Abortion wanes as issue

2010 seems likely to mark the end of abortion’s prominence as an influential issue in Republican primary elections. While GOP voters once dutifully lined up behind the most pro-life candidates, that just isn’t the case these days. I’m not saying that pro-life sentiment has waned. It hasn’t. The percentage of Republicans saying that abortion should be illegal in all or most instances is little changed over the past decade. But I do see fewer pro-life voters letting their views on abortion issues influence or control their candidate choices in primaries.

There is a long list of very plausible explanations for this shift, the most convincing being that the recession and economic issues have simply sucked all the oxygen out of the room, leaving little opportunity for abortion and other second-tier issues to breathe. I see evidence of this frequently in polls that reveal pro-life and Christian-right voters as some of the most passionate advocates for jobs as a top priority of government.


The recession may also have been a factor in the diminished role that anti-abortion groups could play in the electoral process during this cycle. Pro-life organizations struggling to obtain the donations essential to political action may have been unable to play their traditional roles in primaries, recruiting able candidates and developing strategies to hold candidates accountable for their views on abortion.

I think it’s also worth contemplating the impact of the Catholic Church’s imbroglio over pedophile priests. A year ago, it looked to me like the church was turning up the heat on the abortion issue, offering a fresh new source of energy for a waning movement. But that now seems like a false start that won’t have a chance to run its course because of other controversies that demand clerical attention and that underline moral leadership on this issue.

There is also the possibility that the electorate has exhausted all its energy for the abortion issue. Despite the right’s steadfast devotion for much more than a decade, there have been too few policy victories. And even when there are wins, other issues trump them. The Arizona Legislature and governor became the first to outlaw some abortions under ObamaCare’s state exchange programs. You’ll hear a little about that. But by a 10-to-1 margin, I’ll wager, commentary on Arizona’s immigration policies will dominate the abortion ban. Americans lose interest when their teams don’t win, even for beloved franchises. Small, incremental victories on partial-birth abortion have ostensibly not been compelling enough to keep the flame ablaze.

In one clear sense, blame for the decline of abortion’s relevance can be laid at the feet of lying politicians who have blithely plied a pro-life agenda during the primary and then set that platform aside for convenience when campaigning against Democrats and legislating after being elected. Through a decade-long process of trial-and-error, pro-life Republicans have come to believe that they are just being used by pro-life candidates. So they are letting other issues become more influential over their votes.

On one level, voters who are pro-life take those views for ethical reasons, according to how they define right and wrong. As ethical voters, I think they are particularly offended by candidates they see as phonies, who now claim to be pro-life in a primary but are exposed as having been pro-choice at some earlier point in their political career. In a circumstance like this, the ethical pro-life voter may choose the honest pro-choice candidate, who agrees with the voter on other issues, while rejecting the Johnny-come-lately alleged pro-lifer who is clearly bogus.

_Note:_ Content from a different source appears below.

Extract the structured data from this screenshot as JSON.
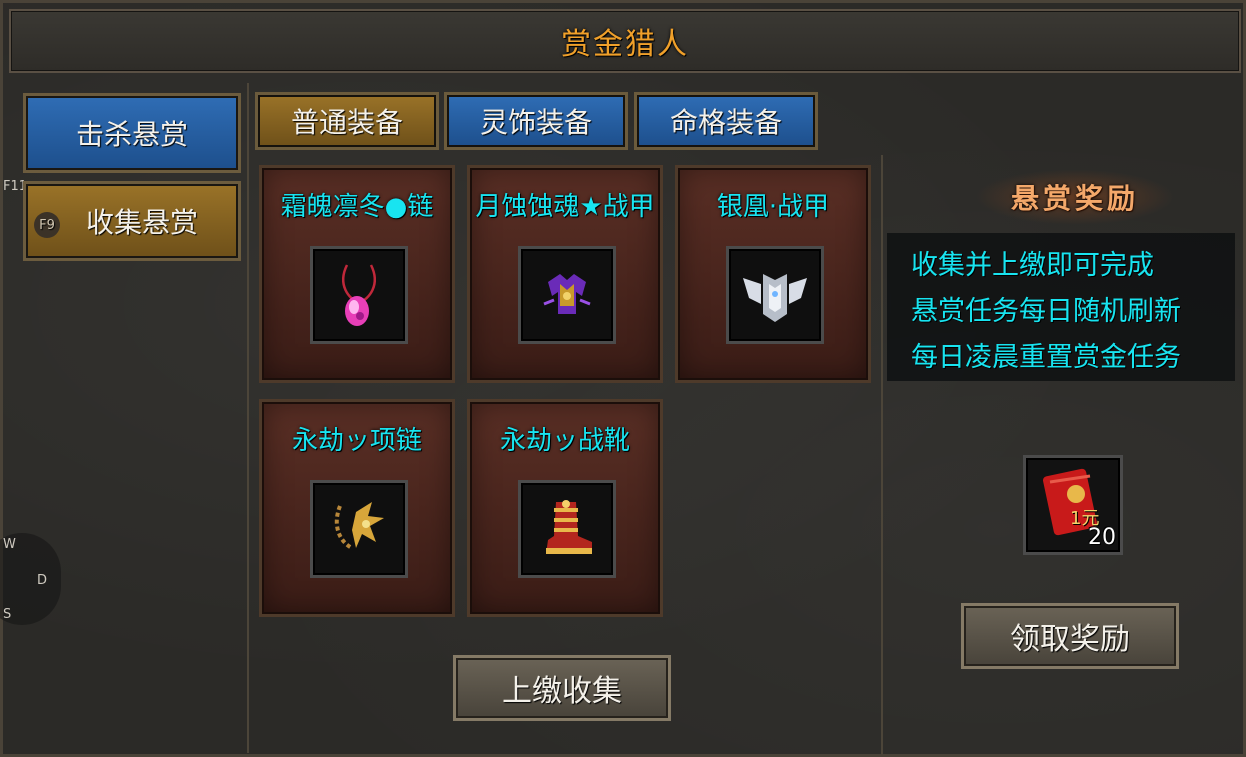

Some interesting Republican primary skirmishes are occurring over abortion in California, Iowa, Kentucky and Nevada. But the best right-to-life race may suddenly be on the Democrat side, in Bart Stupak’s Michigan district. Who would have seen that coming?

David Hill has been a Republican pollster since 1984. This cycle he is polling for gubernatorial campaigns in four states.